The Center promotes academic inquiry into the history, structure, and leadership of the Congress, the relationship between citizens and the Congress, and the processes of policymaking with other institutions in the American political system. Over the years, the Center has hosted national conferences for scholars. In addition, the Center is a founding member of the premier national collaboration preserving historical material on the Congress, the Association of Centers for the Study of Congress. From 1997 to 2014, the Center hosted the website and published a newsletter on behalf of the Legislative Studies Section of the American Political Science Association.

Since 1983, the Center has hosted the biennial Julian J. Rothbaum Distinguished Lecture in Representative Government, which focuses on the health of representative institutions in the United States and emphasizes the importance of participation by private citizens in public affairs.
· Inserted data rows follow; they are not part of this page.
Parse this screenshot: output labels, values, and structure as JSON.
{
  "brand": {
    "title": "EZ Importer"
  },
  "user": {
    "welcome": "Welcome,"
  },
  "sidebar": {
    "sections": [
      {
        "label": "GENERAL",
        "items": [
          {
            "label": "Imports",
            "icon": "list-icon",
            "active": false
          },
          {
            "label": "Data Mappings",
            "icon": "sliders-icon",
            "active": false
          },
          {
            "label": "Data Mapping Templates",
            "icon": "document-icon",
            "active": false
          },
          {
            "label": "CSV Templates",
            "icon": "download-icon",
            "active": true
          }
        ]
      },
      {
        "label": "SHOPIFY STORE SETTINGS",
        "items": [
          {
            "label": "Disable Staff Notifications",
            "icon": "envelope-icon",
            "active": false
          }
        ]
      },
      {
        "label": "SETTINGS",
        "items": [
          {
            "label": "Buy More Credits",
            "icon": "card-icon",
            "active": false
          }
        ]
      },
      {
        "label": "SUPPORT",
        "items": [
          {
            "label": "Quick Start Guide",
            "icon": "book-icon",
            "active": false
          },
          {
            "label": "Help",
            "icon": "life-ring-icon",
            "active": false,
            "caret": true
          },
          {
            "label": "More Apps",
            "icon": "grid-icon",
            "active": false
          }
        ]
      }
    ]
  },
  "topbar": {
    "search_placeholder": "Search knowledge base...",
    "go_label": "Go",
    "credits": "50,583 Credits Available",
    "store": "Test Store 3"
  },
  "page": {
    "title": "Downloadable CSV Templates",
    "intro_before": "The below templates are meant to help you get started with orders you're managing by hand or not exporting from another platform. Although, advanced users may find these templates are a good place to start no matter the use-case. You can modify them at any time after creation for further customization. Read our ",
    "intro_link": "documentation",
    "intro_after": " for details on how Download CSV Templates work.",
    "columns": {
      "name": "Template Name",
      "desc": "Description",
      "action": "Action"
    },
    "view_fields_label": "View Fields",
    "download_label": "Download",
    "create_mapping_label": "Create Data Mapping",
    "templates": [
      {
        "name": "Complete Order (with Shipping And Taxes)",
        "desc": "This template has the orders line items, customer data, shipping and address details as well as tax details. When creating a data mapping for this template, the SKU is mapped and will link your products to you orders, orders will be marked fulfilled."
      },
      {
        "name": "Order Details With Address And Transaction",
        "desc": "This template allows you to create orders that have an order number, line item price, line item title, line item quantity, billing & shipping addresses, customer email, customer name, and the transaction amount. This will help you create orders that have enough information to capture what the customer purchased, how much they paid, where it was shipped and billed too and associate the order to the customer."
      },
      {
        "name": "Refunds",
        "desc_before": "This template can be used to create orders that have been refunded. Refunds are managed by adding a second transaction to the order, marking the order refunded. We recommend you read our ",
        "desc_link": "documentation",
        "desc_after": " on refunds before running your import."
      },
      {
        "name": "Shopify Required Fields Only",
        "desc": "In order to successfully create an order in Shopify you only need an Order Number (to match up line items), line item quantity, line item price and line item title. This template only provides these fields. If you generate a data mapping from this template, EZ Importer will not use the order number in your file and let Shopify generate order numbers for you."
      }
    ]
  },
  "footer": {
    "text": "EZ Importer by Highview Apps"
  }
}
The Rothbaum lectures have featured the nation’s most distinguished political scientists and statespersons.

A national leader in promoting civic engagement programming, the Carl Albert Center was an early participant in Harvard University’s National Campaign for Political and Civic Engagement (2004) and a founding partner in The NEW Leadership Development Network (2002) sponsored by the Center for American Women and Politics at Rutgers University. In addition, the Center has planned, convened and hosted leadership programs on behalf of the Southern Legislative Conference’s Center for Advancement of Leadership Skills (2008), the Stennis Center’s Southern Women in Public Service (2011), and the Kettering Foundation’s National Issues Forums (2011-2012).

Mission

The Center is concerned with the health of our modern representative democracy.  Its mission embraces three principal functions – teaching, research, and public service.

First, the Center offers academic programs in congressional studies at both the graduate and undergraduate levels. The Center’s doctoral program has trained more than 34 students who now play leadership roles in academia and politics. The Center engages undergraduates in scholarly research, civic engagement activities, and service-learning opportunities at the Oklahoma State Capitol and in the local community. The women’s leadership programs address the historic underrepresentation of women in politics, public service, and other leadership roles through educational programs for women across the state of Oklahoma.

Second, believing that professional research is the foundation upon which its academic programs rest, the Center promotes original research by faculty members and students into various aspects of politics and the Congress. Further, the Center’s congressional archive provides a national resource available to historians, political scientists, the media, and public interested in the health of our representative institutions.

Third, the Center actively strives to promote a wider understanding and appreciation of the Congress through its various public service programs. Traveling and online exhibits promote understanding of Oklahoma history and congressional policymaking. Twice each year, the Center publishes Extensions, a journal which focuses on issues related to the Congress. The Center also provides programs, archives talks, and lectures which offer the local community the opportunity to engage in discussion of public affairs. Outreach to K-12 teachers extends the impact of the Center to younger students.

Taken together, these diverse aspects of the Carl Albert Center constitute a unique resource for scholarship and research related to the United States Congress